Psychotropic - Los Tones (Off The Hip/Groovie Records)
Here it is folks - this is the sound the “cool kids” make these days. “Cool kids” being what the wearers would dismissive as a totally pejorative term, but essentially being a title for whatever constitutes a “scene maker” in these musically fractured times. “Scene” being another pejorative word.
It’s hard to keep up with contemporary music once you pass a certain age - even when you’re consciously trying to cock an ear to what seeps out of cracks in the footpath and shuns daylight. Of course it’s a given that you shouldn’t pay attention to just about ANYTHING that makes it to commercial radio airwaves, but in this case "contemporary" means the underground shit, maaan. And Los Tones are under the commercial radar by any measure.
Arising from the remnants of Sydney bands La Mancha Negra, Mother & Son and Glitter Canyon (the former a mystery to me but the first two familiar enough), Los Tones play dischordant, slightly tuneless garage rock with trebly guitar, warped vocals, muddy drums and bass that sounds like it was recorded on beat-up equipment in a lounge room. In other words, exactly what the under 25s listen to at warehouse gigs and house parties that would never make it into the Thursday daily newspaper gig guide (if such a thing existed any more.)
Is it a surprise to find out Owen Penglis (Straight Arrows) recorded and mixed “Psychotropic” and Mikey Young (Eddy Current Suppression Ring) mastered it? They’re elder statesmen in the current wave of this music. Or is it a shock that Off the Hip, the label that’s an Aussie rallying point for gritty garage punk, released it? Thought not.
Meandering rhythms, a spot of harmonica and lashings of surf and psychedelic guitar peg these 11 songs as having roots in the ancient soils of the ‘50s and ’60s. Penglis has conjured a dry and warm sound with two guitars laid on thick. BB Gunn’s whiney vocals are buried and absent from a couple of instrumentals, the last of which (“Ghost”) collapses in squalls of white noise and what might be a distorted sax. “Speedboat” chugs along on nimble bass before burning up in chunky tremolo guitar.
“Cry” is a slice of Remains-style pop wearing shades and draped in a black cape. “Buchan Hammer” (a single) is close enough to singalong pop while “One Horse Race” borrows from the Fe-Fi-Four’s “I Wanna Come Back From the Land of LSD” without sounding like it’s stealing. If you like the Black Lips or Frowning Clouds you’ll love Los Tones.

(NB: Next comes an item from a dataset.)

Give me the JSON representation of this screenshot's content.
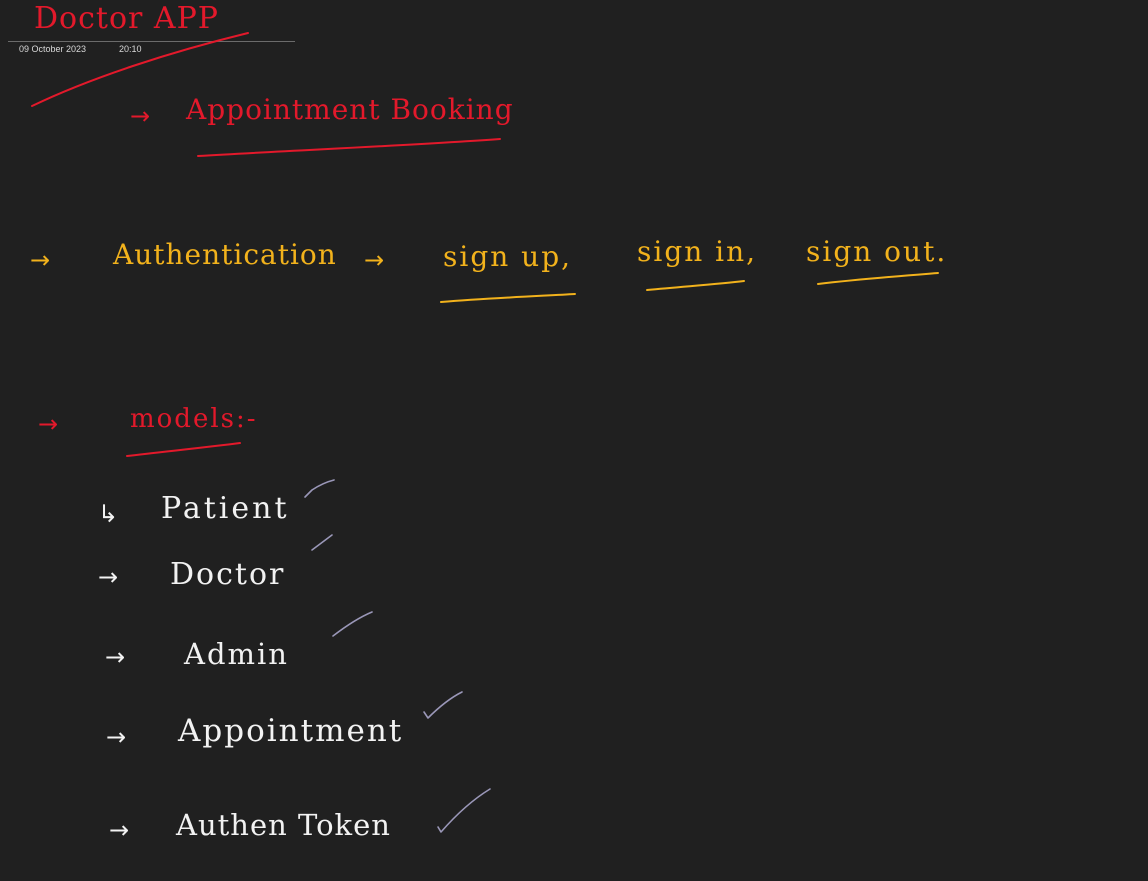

Fuck being a cool kid. This stuff is for the old farts too. Get a large helping before Triple Jay catches on. As if that’s going to happen but you get the idea. It's on CD on Off The Hip and vinyl on Portugese label Groovie Records or you can grab it on Bandcamp.